→ **RECORDS**:
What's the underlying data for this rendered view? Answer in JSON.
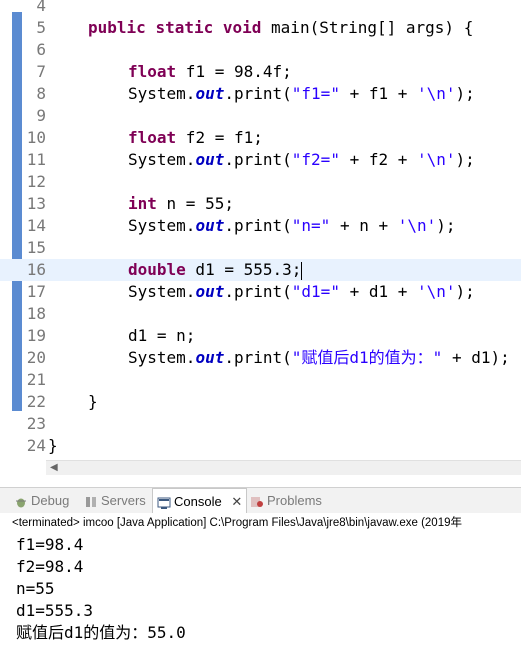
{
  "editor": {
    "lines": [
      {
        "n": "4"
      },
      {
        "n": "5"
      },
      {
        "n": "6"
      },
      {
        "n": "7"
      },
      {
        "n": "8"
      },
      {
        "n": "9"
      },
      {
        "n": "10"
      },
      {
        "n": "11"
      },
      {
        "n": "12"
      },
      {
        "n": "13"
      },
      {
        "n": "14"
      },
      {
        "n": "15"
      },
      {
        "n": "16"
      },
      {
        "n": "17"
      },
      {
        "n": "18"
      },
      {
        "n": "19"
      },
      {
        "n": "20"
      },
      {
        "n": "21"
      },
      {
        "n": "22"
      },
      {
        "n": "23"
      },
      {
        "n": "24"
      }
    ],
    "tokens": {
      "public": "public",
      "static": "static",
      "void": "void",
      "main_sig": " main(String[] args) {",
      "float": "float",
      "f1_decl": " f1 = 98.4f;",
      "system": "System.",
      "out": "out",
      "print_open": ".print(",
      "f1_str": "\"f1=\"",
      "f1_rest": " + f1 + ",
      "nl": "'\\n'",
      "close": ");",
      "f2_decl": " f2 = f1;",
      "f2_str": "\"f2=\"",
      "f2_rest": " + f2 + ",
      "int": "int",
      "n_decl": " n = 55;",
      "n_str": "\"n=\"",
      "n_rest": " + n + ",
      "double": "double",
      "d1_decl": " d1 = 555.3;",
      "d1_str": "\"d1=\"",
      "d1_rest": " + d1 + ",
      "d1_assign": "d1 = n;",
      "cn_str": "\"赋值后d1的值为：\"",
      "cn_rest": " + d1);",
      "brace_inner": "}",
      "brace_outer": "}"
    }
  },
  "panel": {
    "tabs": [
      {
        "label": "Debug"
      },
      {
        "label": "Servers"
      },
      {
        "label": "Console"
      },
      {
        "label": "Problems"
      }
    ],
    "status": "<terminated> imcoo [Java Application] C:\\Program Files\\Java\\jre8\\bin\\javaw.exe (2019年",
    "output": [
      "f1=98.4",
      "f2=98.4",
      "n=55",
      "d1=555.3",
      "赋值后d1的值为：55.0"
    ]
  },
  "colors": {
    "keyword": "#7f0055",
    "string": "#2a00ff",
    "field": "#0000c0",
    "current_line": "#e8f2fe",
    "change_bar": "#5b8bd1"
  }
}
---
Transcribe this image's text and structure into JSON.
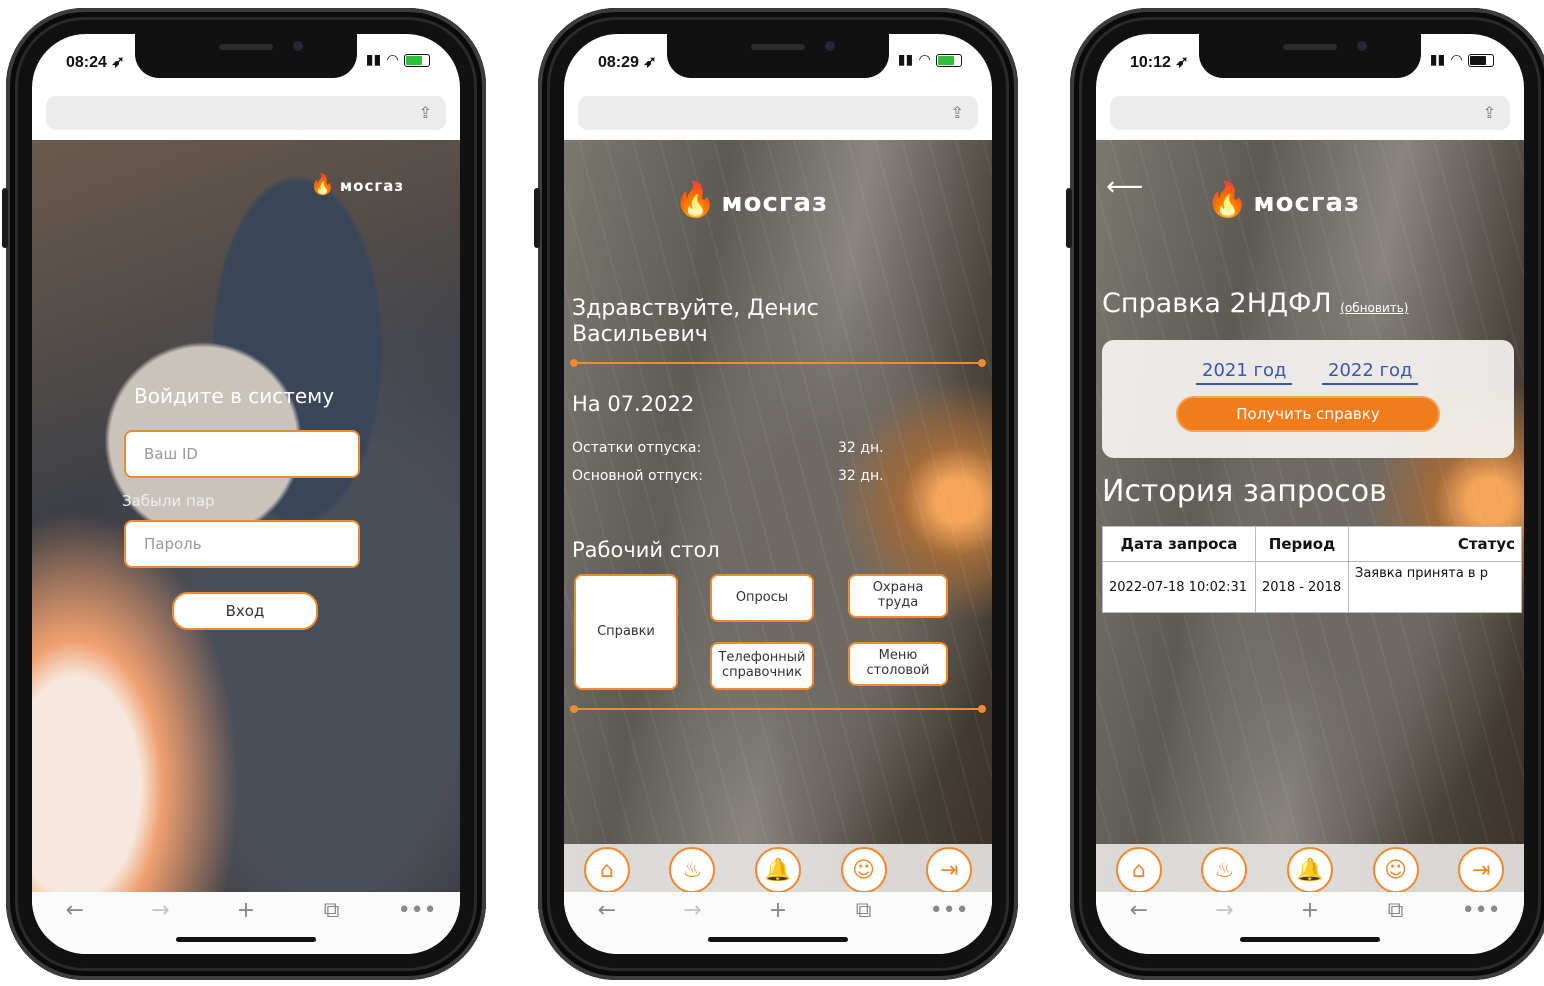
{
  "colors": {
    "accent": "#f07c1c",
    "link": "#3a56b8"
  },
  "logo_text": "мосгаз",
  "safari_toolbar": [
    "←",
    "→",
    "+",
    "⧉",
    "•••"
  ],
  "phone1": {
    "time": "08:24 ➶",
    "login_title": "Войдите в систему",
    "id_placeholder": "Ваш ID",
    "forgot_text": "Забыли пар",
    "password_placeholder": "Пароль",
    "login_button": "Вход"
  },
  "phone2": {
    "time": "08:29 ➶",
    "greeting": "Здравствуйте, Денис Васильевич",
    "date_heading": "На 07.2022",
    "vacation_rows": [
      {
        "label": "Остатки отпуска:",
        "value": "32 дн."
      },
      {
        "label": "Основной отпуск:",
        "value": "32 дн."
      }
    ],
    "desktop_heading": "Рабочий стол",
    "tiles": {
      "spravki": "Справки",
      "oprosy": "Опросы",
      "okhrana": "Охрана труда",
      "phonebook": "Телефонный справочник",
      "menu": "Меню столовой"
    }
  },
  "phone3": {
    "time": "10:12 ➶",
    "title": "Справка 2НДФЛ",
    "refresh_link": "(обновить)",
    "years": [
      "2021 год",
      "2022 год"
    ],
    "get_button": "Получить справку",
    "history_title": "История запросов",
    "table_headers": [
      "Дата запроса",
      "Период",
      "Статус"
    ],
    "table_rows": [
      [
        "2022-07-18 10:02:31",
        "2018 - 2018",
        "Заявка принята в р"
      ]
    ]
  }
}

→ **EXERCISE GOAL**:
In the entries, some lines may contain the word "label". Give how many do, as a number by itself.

→ **RESPONSE FOR THIS EXERCISE**:
6